As long as there have been computers, they have been compared to the human brain. The brain has enormous computational power, with some estimates suggesting the equivalent of billions of calculations per second.
Modern high-performance computing systems – often called supercomputers – have caught up to the brain in terms of speed and storage capacity. However, the brain remains a more efficient machine, with very little energy cost to the body, while high-performance computing systems require a tremendous amount of energy to operate. The brain also maintains an edge in terms of flexibility and the ability to learn. Enter neuromorphic computing.
“Neuromorphic computing uses the model of the brain to build systems,” said Mark Dean, John Fisher distinguished professor in the Min H. Kao department of electrical engineering and computer science. “It uses neurons and synapses, which are common in biological systems, to do computation and transfer information.”
According to Dean, neuromorphic computing has the potential to significantly reduce power consumption and take on more complex functions – even to increase the complexity of problems a computer can manage.
“Our goal is not to replicate the brain but to learn from what we know and build a computer that is much more efficient, has much more scalability, and can solve problems that are difficult for computers to solve – like watching a video and identifying a person in that video. Humans can do that but computers have a hard time with those kinds of applications,” said Dean.
In its first year, Dean’s JDRD team worked to develop a scalable neural network structure using a neuromorphic array communications controller and a second-generation dynamic adaptive neural network array applied to an autonomous robot. Graduate student Aaron Young has demonstrated the scalability and flexibility of this structure and plans to submit a publication on his findings in the next year.

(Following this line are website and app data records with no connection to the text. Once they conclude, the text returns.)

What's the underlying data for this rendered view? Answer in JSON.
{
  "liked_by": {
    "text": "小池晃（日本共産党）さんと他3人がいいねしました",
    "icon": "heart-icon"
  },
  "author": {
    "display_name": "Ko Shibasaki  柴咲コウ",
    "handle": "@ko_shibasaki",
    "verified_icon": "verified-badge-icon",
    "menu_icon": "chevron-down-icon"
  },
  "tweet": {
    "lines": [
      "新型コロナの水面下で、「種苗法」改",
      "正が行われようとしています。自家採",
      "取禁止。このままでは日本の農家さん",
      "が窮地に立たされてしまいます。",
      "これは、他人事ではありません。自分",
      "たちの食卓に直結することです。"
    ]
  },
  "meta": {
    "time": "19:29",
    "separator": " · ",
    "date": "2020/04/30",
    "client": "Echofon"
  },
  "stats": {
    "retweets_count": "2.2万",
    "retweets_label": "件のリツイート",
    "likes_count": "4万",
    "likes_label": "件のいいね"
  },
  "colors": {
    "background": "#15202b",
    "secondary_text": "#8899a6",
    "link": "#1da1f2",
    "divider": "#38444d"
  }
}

At the end of this funding year, Dean hopes to have created a neural network with the ability to scale upward from small applications to large systems like high performance computers.